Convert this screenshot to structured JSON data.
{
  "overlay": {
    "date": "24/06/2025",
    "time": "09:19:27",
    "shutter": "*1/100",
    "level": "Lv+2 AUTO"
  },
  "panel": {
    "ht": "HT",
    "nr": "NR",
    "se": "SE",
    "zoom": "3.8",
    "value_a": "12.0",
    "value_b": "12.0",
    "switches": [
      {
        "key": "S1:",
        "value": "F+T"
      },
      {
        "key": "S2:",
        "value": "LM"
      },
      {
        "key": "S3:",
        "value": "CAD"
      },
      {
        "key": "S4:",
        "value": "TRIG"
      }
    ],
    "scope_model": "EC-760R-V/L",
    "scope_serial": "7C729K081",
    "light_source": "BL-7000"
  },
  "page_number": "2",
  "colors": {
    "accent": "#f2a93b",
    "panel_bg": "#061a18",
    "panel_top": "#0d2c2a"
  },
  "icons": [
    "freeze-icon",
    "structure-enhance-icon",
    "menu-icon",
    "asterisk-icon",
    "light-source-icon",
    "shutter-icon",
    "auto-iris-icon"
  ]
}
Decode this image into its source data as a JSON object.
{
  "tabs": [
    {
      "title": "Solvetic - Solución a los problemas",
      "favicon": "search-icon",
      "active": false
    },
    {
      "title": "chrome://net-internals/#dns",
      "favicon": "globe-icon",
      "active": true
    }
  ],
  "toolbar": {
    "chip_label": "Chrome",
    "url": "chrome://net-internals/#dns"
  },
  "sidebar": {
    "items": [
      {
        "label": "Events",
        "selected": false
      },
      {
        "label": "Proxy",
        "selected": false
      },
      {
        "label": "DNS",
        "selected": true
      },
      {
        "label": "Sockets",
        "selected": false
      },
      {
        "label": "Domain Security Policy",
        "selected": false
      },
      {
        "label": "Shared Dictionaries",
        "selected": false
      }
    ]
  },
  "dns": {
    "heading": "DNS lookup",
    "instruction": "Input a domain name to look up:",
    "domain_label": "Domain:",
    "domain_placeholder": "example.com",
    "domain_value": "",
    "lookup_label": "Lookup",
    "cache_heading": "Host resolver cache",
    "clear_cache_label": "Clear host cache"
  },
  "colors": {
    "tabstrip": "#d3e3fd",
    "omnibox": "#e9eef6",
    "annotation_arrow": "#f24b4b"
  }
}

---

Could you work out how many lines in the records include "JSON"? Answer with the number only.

### Solution to this exercise
2